* _EXERCISE_
Copy out all the data, word for word.

(Dataset rows describing interfaces)
--- START ---
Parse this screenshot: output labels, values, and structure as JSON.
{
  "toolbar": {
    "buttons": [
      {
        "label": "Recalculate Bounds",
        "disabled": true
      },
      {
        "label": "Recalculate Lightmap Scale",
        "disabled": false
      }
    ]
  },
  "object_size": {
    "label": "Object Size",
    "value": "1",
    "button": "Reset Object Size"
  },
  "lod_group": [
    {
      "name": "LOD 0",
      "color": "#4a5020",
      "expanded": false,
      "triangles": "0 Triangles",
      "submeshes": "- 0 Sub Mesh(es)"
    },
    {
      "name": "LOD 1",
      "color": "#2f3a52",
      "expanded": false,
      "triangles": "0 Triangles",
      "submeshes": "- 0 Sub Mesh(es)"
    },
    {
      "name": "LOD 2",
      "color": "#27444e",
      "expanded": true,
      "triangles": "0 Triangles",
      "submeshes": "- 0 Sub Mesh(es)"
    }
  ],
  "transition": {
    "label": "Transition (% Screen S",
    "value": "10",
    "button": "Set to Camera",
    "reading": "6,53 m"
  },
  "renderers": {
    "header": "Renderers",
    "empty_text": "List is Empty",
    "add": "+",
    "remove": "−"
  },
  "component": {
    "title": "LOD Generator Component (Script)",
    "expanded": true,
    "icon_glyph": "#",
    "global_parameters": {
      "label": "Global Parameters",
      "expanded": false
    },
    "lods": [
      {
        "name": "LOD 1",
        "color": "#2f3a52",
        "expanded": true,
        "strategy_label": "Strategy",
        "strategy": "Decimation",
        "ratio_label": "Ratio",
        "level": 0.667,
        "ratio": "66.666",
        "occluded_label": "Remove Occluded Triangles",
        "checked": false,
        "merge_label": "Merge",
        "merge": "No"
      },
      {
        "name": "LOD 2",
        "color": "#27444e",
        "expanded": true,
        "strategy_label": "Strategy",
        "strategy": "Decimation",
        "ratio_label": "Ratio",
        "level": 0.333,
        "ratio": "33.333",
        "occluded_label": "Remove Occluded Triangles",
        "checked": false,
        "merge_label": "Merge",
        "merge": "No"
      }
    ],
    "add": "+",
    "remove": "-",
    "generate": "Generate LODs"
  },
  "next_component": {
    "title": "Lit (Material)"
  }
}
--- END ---
* _SOLUTION BELOW_
Parse this screenshot: output labels, values, and structure as JSON.
{
  "toolbar": {
    "buttons": [
      {
        "label": "Recalculate Bounds",
        "disabled": true
      },
      {
        "label": "Recalculate Lightmap Scale",
        "disabled": false
      }
    ]
  },
  "object_size": {
    "label": "Object Size",
    "value": "1",
    "button": "Reset Object Size"
  },
  "lod_group": [
    {
      "name": "LOD 0",
      "color": "#4a5020",
      "expanded": false,
      "triangles": "0 Triangles",
      "submeshes": "- 0 Sub Mesh(es)"
    },
    {
      "name": "LOD 1",
      "color": "#2f3a52",
      "expanded": false,
      "triangles": "0 Triangles",
      "submeshes": "- 0 Sub Mesh(es)"
    },
    {
      "name": "LOD 2",
      "color": "#27444e",
      "expanded": true,
      "triangles": "0 Triangles",
      "submeshes": "- 0 Sub Mesh(es)"
    }
  ],
  "transition": {
    "label": "Transition (% Screen S",
    "value": "10",
    "button": "Set to Camera",
    "reading": "6,53 m"
  },
  "renderers": {
    "header": "Renderers",
    "empty_text": "List is Empty",
    "add": "+",
    "remove": "−"
  },
  "component": {
    "title": "LOD Generator Component (Script)",
    "expanded": true,
    "icon_glyph": "#",
    "global_parameters": {
      "label": "Global Parameters",
      "expanded": false
    },
    "lods": [
      {
        "name": "LOD 1",
        "color": "#2f3a52",
        "expanded": true,
        "strategy_label": "Strategy",
        "strategy": "Decimation",
        "ratio_label": "Ratio",
        "level": 0.667,
        "ratio": "66.666",
        "occluded_label": "Remove Occluded Triangles",
        "checked": false,
        "merge_label": "Merge",
        "merge": "No"
      },
      {
        "name": "LOD 2",
        "color": "#27444e",
        "expanded": true,
        "strategy_label": "Strategy",
        "strategy": "Decimation",
        "ratio_label": "Ratio",
        "level": 0.333,
        "ratio": "33.333",
        "occluded_label": "Remove Occluded Triangles",
        "checked": false,
        "merge_label": "Merge",
        "merge": "No"
      }
    ],
    "add": "+",
    "remove": "-",
    "generate": "Generate LODs"
  },
  "next_component": {
    "title": "Lit (Material)"
  }
}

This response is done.